• _Brief_
Retyping the entire listing exactly is the task.

Content starts

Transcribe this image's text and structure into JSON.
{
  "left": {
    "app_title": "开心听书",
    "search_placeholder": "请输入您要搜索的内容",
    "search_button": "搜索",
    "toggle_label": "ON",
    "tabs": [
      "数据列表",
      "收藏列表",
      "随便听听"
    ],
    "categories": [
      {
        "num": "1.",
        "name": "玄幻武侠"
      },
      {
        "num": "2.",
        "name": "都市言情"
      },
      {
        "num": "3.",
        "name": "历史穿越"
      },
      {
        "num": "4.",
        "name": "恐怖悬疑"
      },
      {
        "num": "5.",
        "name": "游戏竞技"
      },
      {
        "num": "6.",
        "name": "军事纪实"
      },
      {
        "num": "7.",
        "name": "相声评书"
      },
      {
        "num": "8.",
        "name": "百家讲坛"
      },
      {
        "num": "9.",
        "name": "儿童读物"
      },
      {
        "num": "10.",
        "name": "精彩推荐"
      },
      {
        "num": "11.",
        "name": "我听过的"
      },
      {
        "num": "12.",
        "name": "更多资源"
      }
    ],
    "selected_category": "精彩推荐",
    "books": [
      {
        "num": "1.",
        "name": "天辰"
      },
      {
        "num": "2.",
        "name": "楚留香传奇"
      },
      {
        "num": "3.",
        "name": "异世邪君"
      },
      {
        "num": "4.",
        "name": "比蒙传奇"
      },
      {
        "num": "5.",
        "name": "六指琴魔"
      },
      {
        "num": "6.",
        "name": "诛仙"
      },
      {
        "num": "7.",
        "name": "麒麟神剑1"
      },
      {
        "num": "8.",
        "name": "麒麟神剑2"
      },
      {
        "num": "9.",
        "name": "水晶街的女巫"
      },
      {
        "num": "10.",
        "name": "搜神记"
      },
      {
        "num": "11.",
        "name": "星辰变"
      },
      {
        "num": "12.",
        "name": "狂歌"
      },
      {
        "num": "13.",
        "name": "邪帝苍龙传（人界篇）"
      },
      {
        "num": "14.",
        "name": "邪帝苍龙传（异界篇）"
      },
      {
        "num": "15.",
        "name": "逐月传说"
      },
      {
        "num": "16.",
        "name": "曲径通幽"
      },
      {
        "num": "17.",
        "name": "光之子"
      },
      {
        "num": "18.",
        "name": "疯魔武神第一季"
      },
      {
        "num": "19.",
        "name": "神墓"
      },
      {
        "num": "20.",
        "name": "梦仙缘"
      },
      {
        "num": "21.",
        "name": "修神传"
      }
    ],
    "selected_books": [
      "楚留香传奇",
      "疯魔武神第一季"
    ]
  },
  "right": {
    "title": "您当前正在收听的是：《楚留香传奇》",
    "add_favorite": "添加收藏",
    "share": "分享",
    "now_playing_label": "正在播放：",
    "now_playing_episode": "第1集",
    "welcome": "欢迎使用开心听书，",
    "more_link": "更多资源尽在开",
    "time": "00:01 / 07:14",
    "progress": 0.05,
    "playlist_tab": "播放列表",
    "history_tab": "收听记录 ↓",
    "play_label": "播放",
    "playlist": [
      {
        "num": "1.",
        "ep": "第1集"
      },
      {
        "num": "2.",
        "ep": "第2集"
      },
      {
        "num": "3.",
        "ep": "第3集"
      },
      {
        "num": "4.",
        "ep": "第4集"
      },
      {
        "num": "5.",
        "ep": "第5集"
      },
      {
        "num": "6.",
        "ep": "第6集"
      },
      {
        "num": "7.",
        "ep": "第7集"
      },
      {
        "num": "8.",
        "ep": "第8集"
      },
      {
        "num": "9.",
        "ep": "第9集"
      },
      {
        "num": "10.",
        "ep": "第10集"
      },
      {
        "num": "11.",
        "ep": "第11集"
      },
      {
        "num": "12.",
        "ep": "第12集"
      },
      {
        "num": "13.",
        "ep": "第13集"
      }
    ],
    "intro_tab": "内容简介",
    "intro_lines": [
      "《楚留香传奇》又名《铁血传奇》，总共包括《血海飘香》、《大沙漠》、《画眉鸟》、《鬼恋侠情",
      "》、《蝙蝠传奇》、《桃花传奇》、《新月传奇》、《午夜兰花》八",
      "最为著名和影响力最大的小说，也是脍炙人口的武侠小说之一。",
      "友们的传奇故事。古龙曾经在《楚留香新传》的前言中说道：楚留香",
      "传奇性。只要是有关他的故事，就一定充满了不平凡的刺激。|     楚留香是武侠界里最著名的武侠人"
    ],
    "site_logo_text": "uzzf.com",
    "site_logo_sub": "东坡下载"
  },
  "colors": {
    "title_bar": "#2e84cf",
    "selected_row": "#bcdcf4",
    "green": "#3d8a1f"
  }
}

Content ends

• _Task result_
Transcribe this image's text and structure into JSON.
{
  "left": {
    "app_title": "开心听书",
    "search_placeholder": "请输入您要搜索的内容",
    "search_button": "搜索",
    "toggle_label": "ON",
    "tabs": [
      "数据列表",
      "收藏列表",
      "随便听听"
    ],
    "categories": [
      {
        "num": "1.",
        "name": "玄幻武侠"
      },
      {
        "num": "2.",
        "name": "都市言情"
      },
      {
        "num": "3.",
        "name": "历史穿越"
      },
      {
        "num": "4.",
        "name": "恐怖悬疑"
      },
      {
        "num": "5.",
        "name": "游戏竞技"
      },
      {
        "num": "6.",
        "name": "军事纪实"
      },
      {
        "num": "7.",
        "name": "相声评书"
      },
      {
        "num": "8.",
        "name": "百家讲坛"
      },
      {
        "num": "9.",
        "name": "儿童读物"
      },
      {
        "num": "10.",
        "name": "精彩推荐"
      },
      {
        "num": "11.",
        "name": "我听过的"
      },
      {
        "num": "12.",
        "name": "更多资源"
      }
    ],
    "selected_category": "精彩推荐",
    "books": [
      {
        "num": "1.",
        "name": "天辰"
      },
      {
        "num": "2.",
        "name": "楚留香传奇"
      },
      {
        "num": "3.",
        "name": "异世邪君"
      },
      {
        "num": "4.",
        "name": "比蒙传奇"
      },
      {
        "num": "5.",
        "name": "六指琴魔"
      },
      {
        "num": "6.",
        "name": "诛仙"
      },
      {
        "num": "7.",
        "name": "麒麟神剑1"
      },
      {
        "num": "8.",
        "name": "麒麟神剑2"
      },
      {
        "num": "9.",
        "name": "水晶街的女巫"
      },
      {
        "num": "10.",
        "name": "搜神记"
      },
      {
        "num": "11.",
        "name": "星辰变"
      },
      {
        "num": "12.",
        "name": "狂歌"
      },
      {
        "num": "13.",
        "name": "邪帝苍龙传（人界篇）"
      },
      {
        "num": "14.",
        "name": "邪帝苍龙传（异界篇）"
      },
      {
        "num": "15.",
        "name": "逐月传说"
      },
      {
        "num": "16.",
        "name": "曲径通幽"
      },
      {
        "num": "17.",
        "name": "光之子"
      },
      {
        "num": "18.",
        "name": "疯魔武神第一季"
      },
      {
        "num": "19.",
        "name": "神墓"
      },
      {
        "num": "20.",
        "name": "梦仙缘"
      },
      {
        "num": "21.",
        "name": "修神传"
      }
    ],
    "selected_books": [
      "楚留香传奇",
      "疯魔武神第一季"
    ]
  },
  "right": {
    "title": "您当前正在收听的是：《楚留香传奇》",
    "add_favorite": "添加收藏",
    "share": "分享",
    "now_playing_label": "正在播放：",
    "now_playing_episode": "第1集",
    "welcome": "欢迎使用开心听书，",
    "more_link": "更多资源尽在开",
    "time": "00:01 / 07:14",
    "progress": 0.05,
    "playlist_tab": "播放列表",
    "history_tab": "收听记录 ↓",
    "play_label": "播放",
    "playlist": [
      {
        "num": "1.",
        "ep": "第1集"
      },
      {
        "num": "2.",
        "ep": "第2集"
      },
      {
        "num": "3.",
        "ep": "第3集"
      },
      {
        "num": "4.",
        "ep": "第4集"
      },
      {
        "num": "5.",
        "ep": "第5集"
      },
      {
        "num": "6.",
        "ep": "第6集"
      },
      {
        "num": "7.",
        "ep": "第7集"
      },
      {
        "num": "8.",
        "ep": "第8集"
      },
      {
        "num": "9.",
        "ep": "第9集"
      },
      {
        "num": "10.",
        "ep": "第10集"
      },
      {
        "num": "11.",
        "ep": "第11集"
      },
      {
        "num": "12.",
        "ep": "第12集"
      },
      {
        "num": "13.",
        "ep": "第13集"
      }
    ],
    "intro_tab": "内容简介",
    "intro_lines": [
      "《楚留香传奇》又名《铁血传奇》，总共包括《血海飘香》、《大沙漠》、《画眉鸟》、《鬼恋侠情",
      "》、《蝙蝠传奇》、《桃花传奇》、《新月传奇》、《午夜兰花》八",
      "最为著名和影响力最大的小说，也是脍炙人口的武侠小说之一。",
      "友们的传奇故事。古龙曾经在《楚留香新传》的前言中说道：楚留香",
      "传奇性。只要是有关他的故事，就一定充满了不平凡的刺激。|     楚留香是武侠界里最著名的武侠人"
    ],
    "site_logo_text": "uzzf.com",
    "site_logo_sub": "东坡下载"
  },
  "colors": {
    "title_bar": "#2e84cf",
    "selected_row": "#bcdcf4",
    "green": "#3d8a1f"
  }
}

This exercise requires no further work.